TEPCO Holdings submitted the plan to the government on May 11 together with the Nuclear Damage Compensation and Decommissioning Facilitation Corp. (NDF), as the utility's new rehabilitation scheme following the outbreak of the Fukushima No. 1 Nuclear Power Plant disaster.
Specific steps for advancing the realignment will be finalized as early as this coming fall after TEPCO discusses the matter with the government and NDF. However, the reconstruction plan looks unfeasible as other power companies remain reluctant to join hands with TEPCO, which is riddled with colossal amounts of damage compensation and nuclear decontamination and reactor decommissioning costs stemming from the nuclear disaster.
Under the plan, TEPCO aims to promote realignment and integration of its nuclear power, power transmission and distribution businesses over the next decade, "ultimately seeking to achieve roughly 450 billion yen in ordinary profits annually." To facilitate the realignment, TEPCO is planning to set up a new consortium together with other utilities.

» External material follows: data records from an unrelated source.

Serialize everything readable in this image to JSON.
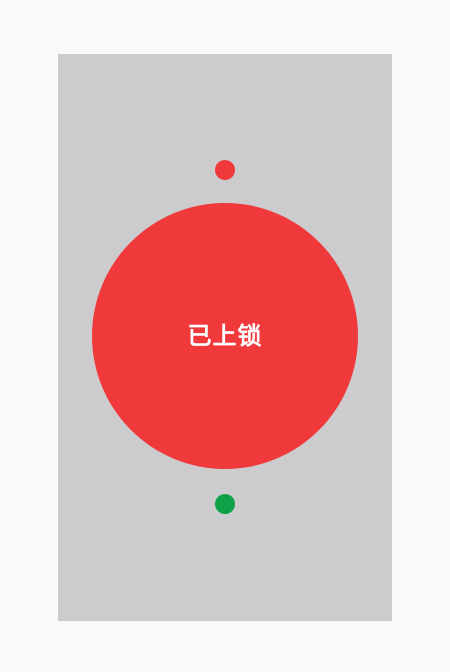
{
  "lock": {
    "status_label": "已上锁",
    "color": "#f0393b"
  },
  "indicators": {
    "top": {
      "color": "#f0393b"
    },
    "bottom": {
      "color": "#0da248"
    }
  },
  "colors": {
    "background": "#f9f8fb",
    "panel": "#cccbcd"
  }
}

"We filed the plan with the government after having repeated discussions on how to enhance TEPCO's corporate value," TEPCO Holdings President Naomi Hirose told a press conference. "We believe the government will approve our plan."
Under the new strategy, 500 billion yen annually will be set aside for dealing with the Fukushima nuclear crisis. To that end, TEPCO presented six different scenarios for resuming operations at the Kashiwazaki-Kariwa nuclear power plant in Niigata Prefecture to improve earnings, with reactor reactivation envisaged either in fiscal 2019, fiscal 2020, or fiscal 2021.

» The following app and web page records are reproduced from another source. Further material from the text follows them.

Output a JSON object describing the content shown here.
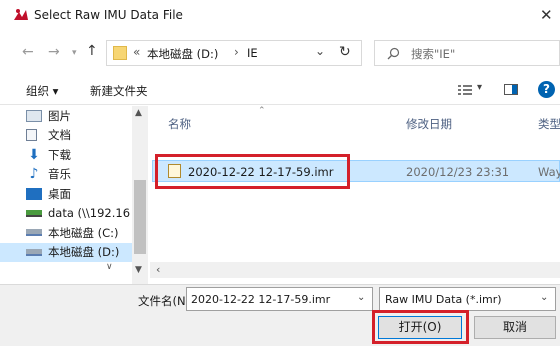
{
  "window": {
    "title": "Select Raw IMU Data File",
    "close_glyph": "✕"
  },
  "nav": {
    "back_glyph": "←",
    "forward_glyph": "→",
    "up_glyph": "↑",
    "breadcrumb_prefix": "«",
    "breadcrumb": [
      "本地磁盘 (D:)",
      "IE"
    ],
    "breadcrumb_sep": "›",
    "dropdown_glyph": "⌄",
    "refresh_glyph": "↻",
    "search_placeholder": "搜索\"IE\""
  },
  "toolbar": {
    "organize_label": "组织 ▾",
    "new_folder_label": "新建文件夹",
    "view_glyph": "▾",
    "help_glyph": "?"
  },
  "sidebar": {
    "items": [
      {
        "label": "图片",
        "icon": "pictures-icon"
      },
      {
        "label": "文档",
        "icon": "documents-icon"
      },
      {
        "label": "下载",
        "icon": "download-icon"
      },
      {
        "label": "音乐",
        "icon": "music-icon"
      },
      {
        "label": "桌面",
        "icon": "desktop-icon"
      },
      {
        "label": "data (\\\\192.16",
        "icon": "network-drive-icon"
      },
      {
        "label": "本地磁盘 (C:)",
        "icon": "drive-icon"
      },
      {
        "label": "本地磁盘 (D:)",
        "icon": "drive-icon",
        "selected": true
      }
    ]
  },
  "files": {
    "columns": [
      "名称",
      "修改日期",
      "类型"
    ],
    "rows": [
      {
        "name": "2020-12-22 12-17-59.imr",
        "modified": "2020/12/23 23:31",
        "type": "Way"
      }
    ]
  },
  "footer": {
    "filename_label": "文件名(N):",
    "filename_value": "2020-12-22 12-17-59.imr",
    "filter_value": "Raw IMU Data (*.imr)",
    "open_label": "打开(O)",
    "cancel_label": "取消"
  },
  "colors": {
    "highlight": "#d4202a",
    "selection": "#cce8ff",
    "accent": "#0063b1",
    "folder": "#f7d674"
  }
}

With regard to the estimated 4-trillion-yen cost for decontaminating areas tainted with radioactive materials emanating from the nuclear catastrophe, which the government is temporarily covering on behalf of TEPCO via the NDF, TEPCO has changed its initial plan to reimburse the government by selling corporate shares and now plans to consider the matter from a broader perspective, including the option of selling shares of the new consortium.

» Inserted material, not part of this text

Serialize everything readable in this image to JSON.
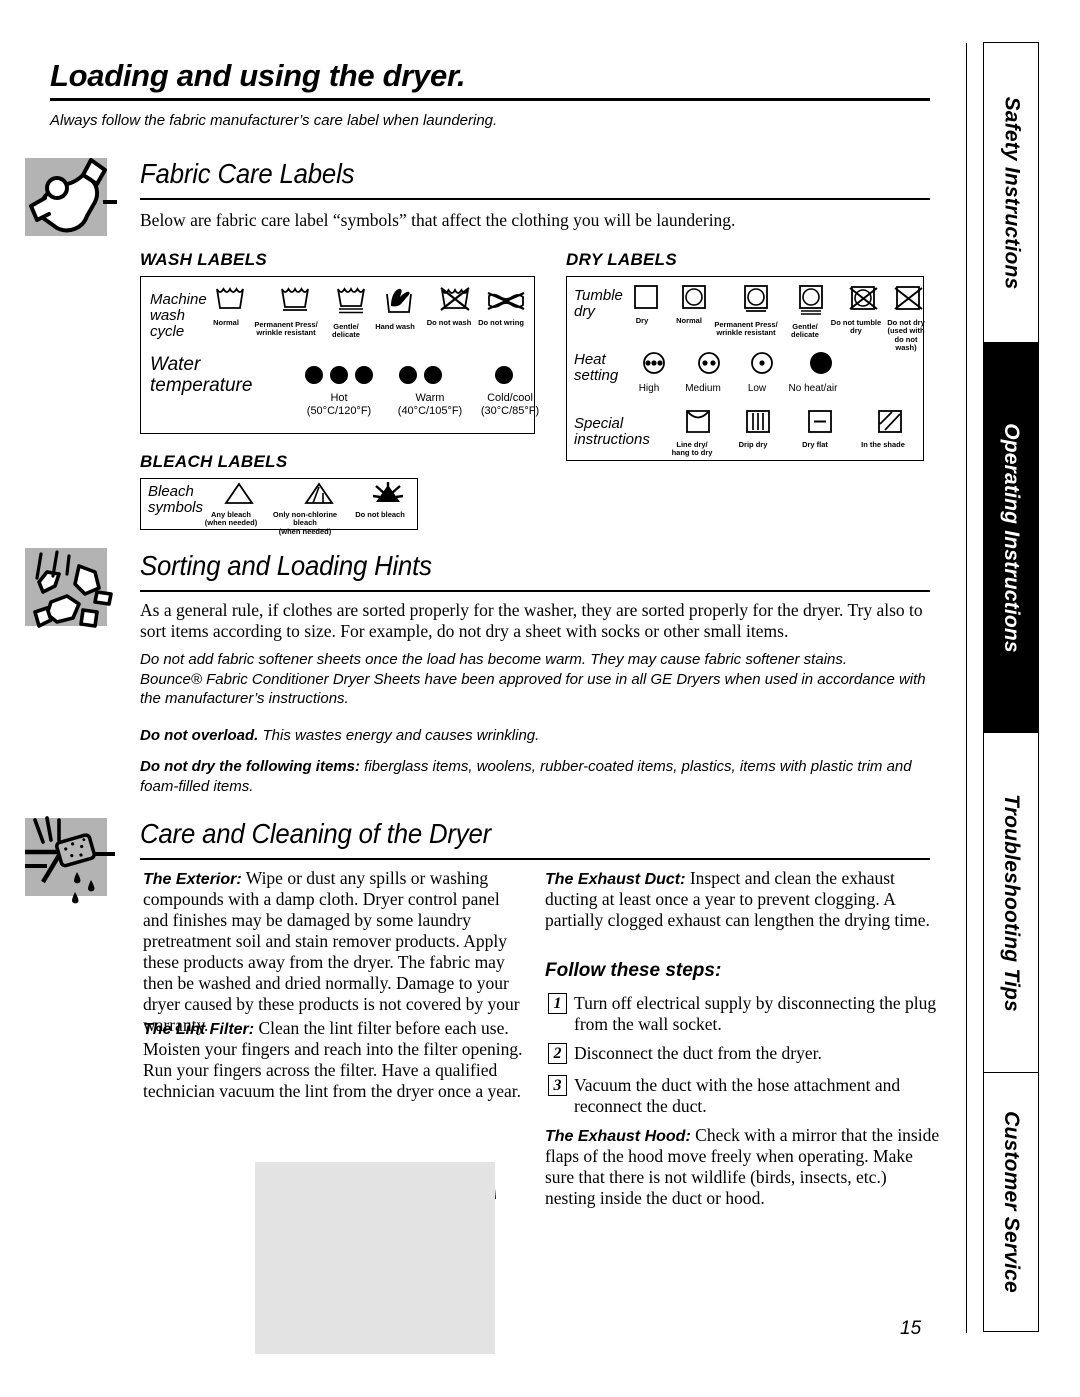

TEPCO will also look into having its effective nationalization finalized by the end of fiscal 2019, according to the plan.